Now the interrupt has switched the CPU from program A to program B. And the next time an interrupt occurs, the kernel can switch from program B to program A. This event is called a “context switch”. This is the basis of preemptive multitasking. On top of this, however, there are lots of ideas around which processes should get CPU time and when. Some systems have more complex schedulers, but KnightOS runs on limited hardware and I wanted the context switch to be short and sweet so that the running processes get as much of the CPU as possible. I’ll explain the simple KnightOS scheduling algorithm here. First, its goals:

  • Short and simple context switches
  • Ability to suspend processes when not in foreground
  • Ability to run background processes

What KnightOS uses is a simple round robin with the ability to suspend threads. That is, we have a list of processes and then some flags, among which is whether or not the processes is currently suspended. So say we have this list of processes in memory:

  • 1: PC=0x2000, not suspended
  • 2: PC=0x2000, not suspended
  • 3: PC=0x2000, suspended
  • 4: PC=0x2000, not suspended

As process 1 is running and an interrupt fires, the kernel looks at this table and picks the next non-suspended process to run - process 2. On the next interrupt, it does it again, skipping process 3 and giving time to process 4.

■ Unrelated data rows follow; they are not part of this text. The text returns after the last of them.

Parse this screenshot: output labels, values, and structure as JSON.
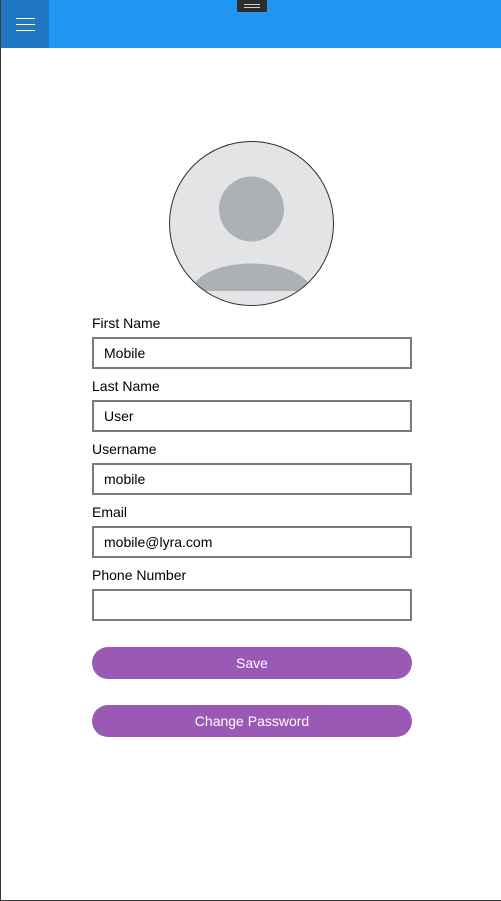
{
  "colors": {
    "topbar": "#2196f3",
    "menu_button": "#1f76c2",
    "button_fill": "#9b59b6",
    "avatar_background": "#e3e4e6",
    "avatar_silhouette": "#adb1b6"
  },
  "topbar": {
    "menu_icon": "hamburger-menu-icon",
    "caption_handle_icon": "drag-handle-icon"
  },
  "profile": {
    "avatar_icon": "default-user-silhouette-icon",
    "fields": {
      "first_name": {
        "label": "First Name",
        "value": "Mobile"
      },
      "last_name": {
        "label": "Last Name",
        "value": "User"
      },
      "username": {
        "label": "Username",
        "value": "mobile"
      },
      "email": {
        "label": "Email",
        "value": "mobile@lyra.com"
      },
      "phone": {
        "label": "Phone Number",
        "value": ""
      }
    },
    "save_label": "Save",
    "change_password_label": "Change Password"
  }
}
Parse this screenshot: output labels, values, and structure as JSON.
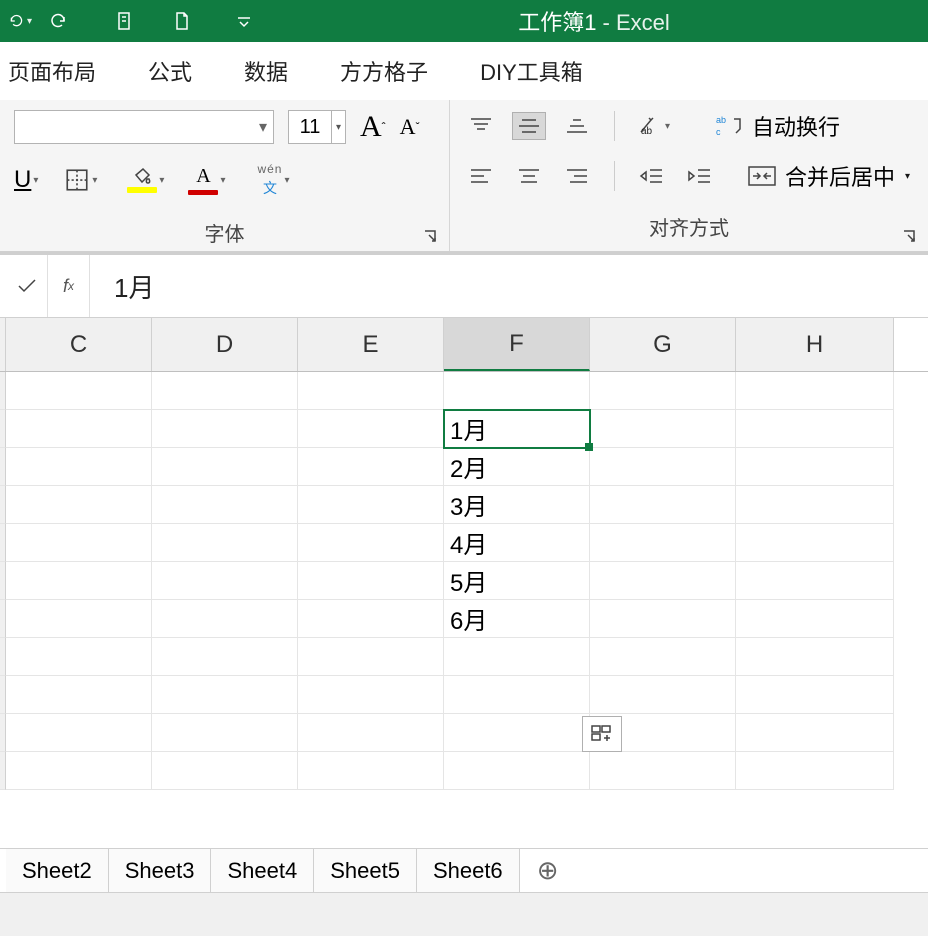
{
  "title": {
    "doc": "工作簿1",
    "sep": " - ",
    "app": "Excel"
  },
  "tabs": [
    "页面布局",
    "公式",
    "数据",
    "方方格子",
    "DIY工具箱"
  ],
  "font_group": {
    "label": "字体",
    "size": "11",
    "increase_icon": "A",
    "decrease_icon": "A",
    "underline": "U",
    "wen_top": "wén",
    "wen_bottom": "文",
    "fill_color": "#ffff00",
    "font_color": "#d00000",
    "font_letter": "A",
    "bucket_letter": ""
  },
  "align_group": {
    "label": "对齐方式",
    "wrap": "自动换行",
    "merge": "合并后居中",
    "orientation_icon": "orientation"
  },
  "formula_bar": {
    "value": "1月"
  },
  "columns": [
    "C",
    "D",
    "E",
    "F",
    "G",
    "H"
  ],
  "selected_col_index": 3,
  "cells": {
    "F2": "1月",
    "F3": "2月",
    "F4": "3月",
    "F5": "4月",
    "F6": "5月",
    "F7": "6月"
  },
  "selected_cell": "F2",
  "sheets": [
    "Sheet2",
    "Sheet3",
    "Sheet4",
    "Sheet5",
    "Sheet6"
  ],
  "icons": {
    "undo": "undo-icon",
    "redo": "redo-icon",
    "print": "print-preview-icon",
    "new": "new-file-icon",
    "more": "more-icon"
  }
}
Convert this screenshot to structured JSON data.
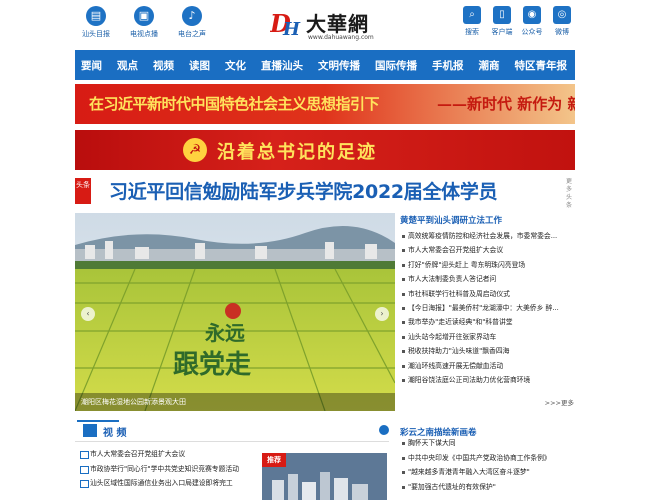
{
  "header": {
    "logo_text": "大華網",
    "logo_sub": "www.dahuawang.com",
    "left_icons": [
      {
        "label": "汕头目报",
        "icon": "newspaper-icon",
        "glyph": "▤"
      },
      {
        "label": "电视点播",
        "icon": "tv-icon",
        "glyph": "▣"
      },
      {
        "label": "电台之声",
        "icon": "microphone-icon",
        "glyph": "♪"
      }
    ],
    "right_icons": [
      {
        "label": "搜索",
        "icon": "search-icon",
        "glyph": "⌕"
      },
      {
        "label": "客户端",
        "icon": "phone-icon",
        "glyph": "▯"
      },
      {
        "label": "公众号",
        "icon": "wechat-icon",
        "glyph": "◉"
      },
      {
        "label": "微博",
        "icon": "weibo-icon",
        "glyph": "◎"
      }
    ]
  },
  "nav": [
    "要闻",
    "观点",
    "视频",
    "读图",
    "文化",
    "直播汕头",
    "文明传播",
    "国际传播",
    "手机报",
    "潮商",
    "特区青年报"
  ],
  "banner1": {
    "main": "在习近平新时代中国特色社会主义思想指引下",
    "tail": "——新时代 新作为 新篇章"
  },
  "banner2": {
    "text": "沿着总书记的足迹",
    "emblem": "☭"
  },
  "headline": {
    "tag": "头条",
    "title": "习近平回信勉励陆军步兵学院2022届全体学员",
    "side": "更多头条"
  },
  "hero": {
    "caption": "潮阳区梅花湿地公园新添景观大田",
    "prev": "‹",
    "next": "›",
    "field_text_1": "永远",
    "field_text_2": "跟党走"
  },
  "news": {
    "title": "黄楚平到汕头调研立法工作",
    "items": [
      "高效统筹疫情防控和经济社会发展，市委常委会...",
      "市人大常委会召开党组扩大会议",
      "打好\"侨牌\"迎头赶上 粤东明珠闪亮登场",
      "市人大法制委负责人答记者问",
      "市社科联学行社科普及周启动仪式",
      "【今日海报】\"最美侨村\"龙湖濠中：大美侨乡 醉...",
      "我市举办\"走近读经典\"和\"科普讲堂",
      "汕头站今起增开往张家界动车",
      "税收扶持助力\"汕头味道\"飘香四海",
      "潮汕环线高速开展无偿献血活动",
      "潮阳谷饶法庭公正司法助力优化营商环境"
    ],
    "more": ">>>更多"
  },
  "video": {
    "label": "视 频",
    "items": [
      "市人大常委会召开党组扩大会议",
      "市政协举行\"同心行\"学中共党史知识竞赛专题活动",
      "汕头区域性国际通信业务出入口局建设即将完工"
    ],
    "recommend_tag": "推荐"
  },
  "lower_right": {
    "title": "彩云之南描绘新画卷",
    "items": [
      "胸怀天下谋大同",
      "中共中央印发《中国共产党政治协商工作条例》",
      "\"越来越多青港青年融入大湾区奋斗逐梦\"",
      "\"要加强古代遗址的有效保护\""
    ]
  }
}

To actually implement this, we have to think about the stack. KnightOS runs on z80 processors, which have a single stack and a shared memory space. The CPU uses the PC register to keep track of which address the current instruction is at. That is, say you compile this code:

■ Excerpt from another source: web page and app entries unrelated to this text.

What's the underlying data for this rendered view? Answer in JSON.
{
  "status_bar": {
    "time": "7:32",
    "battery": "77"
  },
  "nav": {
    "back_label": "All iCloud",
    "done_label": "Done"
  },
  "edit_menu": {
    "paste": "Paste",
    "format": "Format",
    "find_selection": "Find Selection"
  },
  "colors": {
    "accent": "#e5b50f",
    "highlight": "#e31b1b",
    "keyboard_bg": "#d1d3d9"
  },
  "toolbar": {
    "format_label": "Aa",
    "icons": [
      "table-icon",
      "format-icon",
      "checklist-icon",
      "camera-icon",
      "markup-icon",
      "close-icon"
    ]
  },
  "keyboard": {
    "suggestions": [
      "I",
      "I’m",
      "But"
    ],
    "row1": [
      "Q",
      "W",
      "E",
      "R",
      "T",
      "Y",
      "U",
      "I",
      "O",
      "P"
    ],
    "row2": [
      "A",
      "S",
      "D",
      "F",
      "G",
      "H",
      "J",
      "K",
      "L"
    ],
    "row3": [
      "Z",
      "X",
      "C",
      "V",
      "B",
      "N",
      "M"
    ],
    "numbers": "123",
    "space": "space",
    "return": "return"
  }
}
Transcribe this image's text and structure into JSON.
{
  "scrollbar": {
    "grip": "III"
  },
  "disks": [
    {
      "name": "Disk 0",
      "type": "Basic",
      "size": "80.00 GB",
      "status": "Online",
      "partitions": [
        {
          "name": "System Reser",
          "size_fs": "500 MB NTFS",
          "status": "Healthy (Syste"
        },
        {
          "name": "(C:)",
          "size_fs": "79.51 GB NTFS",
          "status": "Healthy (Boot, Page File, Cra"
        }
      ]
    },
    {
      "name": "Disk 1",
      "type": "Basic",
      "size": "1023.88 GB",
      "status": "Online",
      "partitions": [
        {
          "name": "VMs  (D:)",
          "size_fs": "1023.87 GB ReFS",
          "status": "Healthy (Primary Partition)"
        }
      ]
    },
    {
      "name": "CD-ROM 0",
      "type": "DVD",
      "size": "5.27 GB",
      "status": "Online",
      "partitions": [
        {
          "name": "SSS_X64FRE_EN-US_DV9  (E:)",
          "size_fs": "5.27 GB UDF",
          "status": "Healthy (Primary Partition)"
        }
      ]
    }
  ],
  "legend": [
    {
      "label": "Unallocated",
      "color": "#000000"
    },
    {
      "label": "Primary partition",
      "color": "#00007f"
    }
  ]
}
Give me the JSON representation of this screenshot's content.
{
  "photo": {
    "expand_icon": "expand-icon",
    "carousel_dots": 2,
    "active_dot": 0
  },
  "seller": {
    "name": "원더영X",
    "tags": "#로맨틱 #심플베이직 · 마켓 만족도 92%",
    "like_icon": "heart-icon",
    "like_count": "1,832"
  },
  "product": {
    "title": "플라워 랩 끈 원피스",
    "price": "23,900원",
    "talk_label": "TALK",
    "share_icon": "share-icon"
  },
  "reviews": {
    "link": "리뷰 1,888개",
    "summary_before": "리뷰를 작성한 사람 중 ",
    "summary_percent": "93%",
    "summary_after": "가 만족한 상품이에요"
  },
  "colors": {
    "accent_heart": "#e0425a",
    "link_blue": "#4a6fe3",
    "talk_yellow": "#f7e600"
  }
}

ld a, 10
inc a
ld (hl), a

This compiles to the machine code 3E 0A 3C 77. Say we load this program at 0x8000 - then 0x8000 will point to ld a, 10. When the CPU finishes executing this instruction, it advances PC to 0x8002 (since ld a, 10 is a two-byte instruction). The next instruction it executes will be inc a, and then PC advances to 0x8003.

The stack is used for a lot of things. It can be used to save values, and it is used to call subroutines. It is also used for interrupts. It’s like the same stacks you use in higher level applications, but it’s at a very low level. When an interrupt fires, the current value of PC is pushed to the stack. Then PC is set to the interrupt routine, and then when that’s done the top of the stack is removed and placed into PC (effectively returning control to the original location). However, since the stack is used for much more than that, we have additional things to consider.

In KnightOS, when a new process starts, it’s allocated a stack in memory and the CPU’s stack pointer (SP) is set to its address. When an interrupt happens, we need to change the stack to point at some other process so it has time to run (since that’s where its PC is). However, we need to make sure that the first processes stack is left intact. Since we allocate a new stack for the next process, we can simply change SP to that processes stack. This will leave behind the value of PC that was pushed during the interrupt for the previous process, and lo and behlod a similar value of PC is waiting on top of the other processes stack.

So that’s it! We do a simple round robin, skipping suspended processes and following the procedure outlined above to switch between them. This is how KnightOS shares one CPU with several “concurrent” processes. Operating systems like Linux use more complicated schedulers with more interesting theory if you’d like some additional reading. And of course, since KnightOS is open source, you may enjoy reading all of our code for handling this stuff (in assembly):

Context switching

Stack allocation during process creation

We’re hanging out on #knightos on Freenode if you want to chat about cool low-level stuff like scheduling and memory management.